Depending on the work environment, a phlebotomist can have various tasks on their to-do list. Generally speaking, they are required to draw blood from patients and blood donors, as well as make sure the samples are properly labeled on their way to the lab for testing/processing. However, they can also assist with related tasks like taking a patient’s vitals and medical history. Once their interaction with the patient is over, they need to enter the information they gathered into a database.

If you’re looking to become a phlebotomist, you need plenty of compassion. Dealing with patients can be challenging, as some might fear to have their blood taken. If that’s the case, you will need to tend to them and calm them down, which requires excellent bedside manner. Great communication skills are also a must, since you’ll need to be able to explain the procedure in detail and make sure the patient is as comfortable as possible. On the same note, keep in mind that sometimes the phlebotomist is the only one who interacts with the patient. This usually applies to medical laboratories and research centers.

While you will learn how to draw blood during your phlebotomy training Ohio program, you have to work on developing soft skills like dexterity, communication, and attention to detail on your own.

Do I Need Phlebotomy Certification?

Certification isn’t mandatory in Ohio – it’s only obligatory in California, Louisiana, Nevada, and the state of Washington. However, it will be harder to land a job without it. The majority of employers prefer to hire someone who has been certified. If you decide to seek certification, you will typically need some classroom education, as well as clinical experience.

Once you graduate from your phlebotomy training Ohio program, the certification exam consists of a written test but can include practical components – like drawing blood. It all depends on the organization you reach out to. Some organizations that offer phlebotomy certification include the American Medical Technologists, the American Society for Clinical Pathology, and the National Phlebotomy Association.

What Other Related Careers Can I Pursue?

As with all jobs, there are advantages and disadvantages associated with becoming a phlebotomist. While you can become a phlebotomy technician with minimal training as shown by the phlebotomy training Ohio programs listed above, at least compared to other jobs in the medical field, the pay is relatively low. Consequently, you might want to asses some similar careers to figure out if you wouldn’t be better off by expanding your horizons.

A better-paid job in the medical field is that of medical laboratory technologist, commonly known as a medical laboratory scientist. They typically work in hospitals or medical and diagnostic laboratories and their duties include collecting samples and performing tests to analyze body fluids, tissue, and other substances. The average pay is $52,330 per year or $25.16 per hour, with excellent job outlook – the demand for this type of workers is expected to grow by 13% by 2026, which is faster than the average for all occupations. The only downside is that medical laboratory technologists need a bachelor’s degree, while technicians need an associate’s degree or a post-secondary certificate. In order words, the training will take longer.
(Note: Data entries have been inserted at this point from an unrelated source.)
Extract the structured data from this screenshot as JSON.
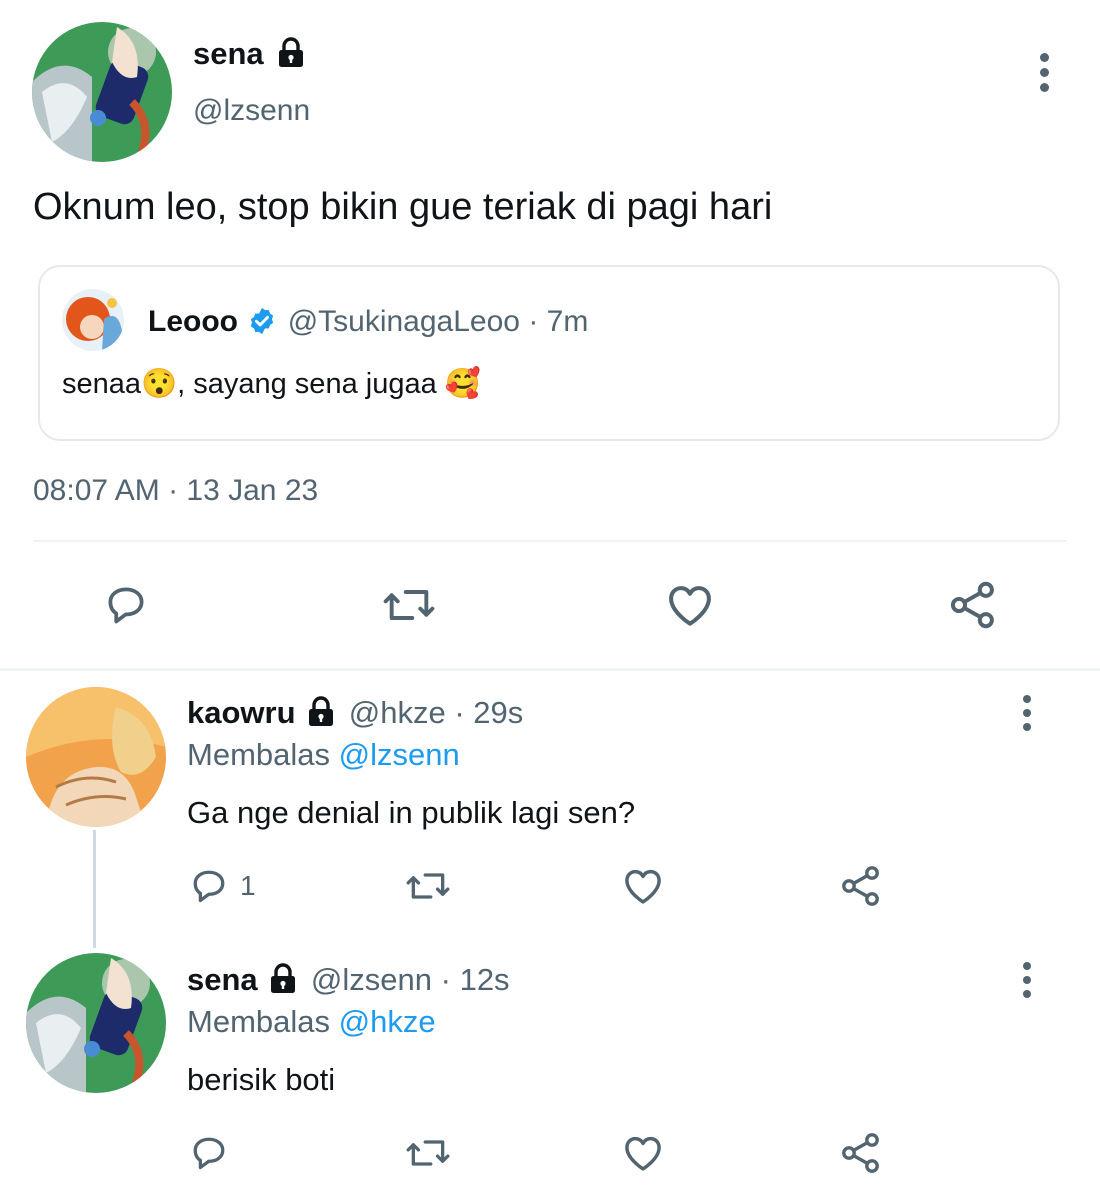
{
  "main_tweet": {
    "display_name": "sena",
    "handle": "@lzsenn",
    "text": "Oknum leo, stop bikin gue teriak di pagi hari",
    "timestamp": "08:07 AM · 13 Jan 23",
    "quote": {
      "display_name": "Leooo",
      "handle": "@TsukinagaLeoo",
      "age": "· 7m",
      "text_part1": "senaa",
      "emoji1": "😯",
      "text_part2": ", sayang sena jugaa ",
      "emoji2": "🥰"
    }
  },
  "replies": [
    {
      "display_name": "kaowru",
      "handle": "@hkze",
      "age": "· 29s",
      "replying_prefix": "Membalas",
      "replying_to": "@lzsenn",
      "text": "Ga nge denial in publik lagi sen?",
      "reply_count": "1"
    },
    {
      "display_name": "sena",
      "handle": "@lzsenn",
      "age": "· 12s",
      "replying_prefix": "Membalas",
      "replying_to": "@hkze",
      "text": "berisik boti",
      "reply_count": ""
    }
  ],
  "icons": {
    "reply": "reply-icon",
    "retweet": "retweet-icon",
    "like": "heart-icon",
    "share": "share-icon",
    "more": "more-icon",
    "lock": "lock-icon",
    "verified": "verified-badge-icon"
  },
  "colors": {
    "text": "#0f1419",
    "muted": "#536471",
    "accent": "#1d9bf0",
    "divider": "#eff3f4"
  }
}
Another career that may appeal to those who want to enter the medical field without extensive training is medical records and health information technician. More often referred to as health information technicians, these workers are tasked with organizing and managing health information data. The average pay is $40,350 per year or $19.40 per hour, while the job outlook is great as well. The Bureau of Labor Statistics estimates that demand for medical records and health information technicians would grow by 13% by 2026. As for education, you need a post-secondary certificate to enter the field, although some may need an associate’s degree. As with phlebotomists, most employers prefer to hire health information technicians who have been certified.

Bottom Line

Phlebotomy is a rewarding field, which offers exceptional job security, the ability to live comfortably, and plenty of challenges that keep phlebotomist from getting bored. If you think you have what it takes to build a successful career, check out the phlebotomy training Ohio options above and pick one that best suits your needs. Once you get your certification, your chances of landing a job are excellent.

Author: Emma Campbell

I am a director at the Phlebotomy Training Institute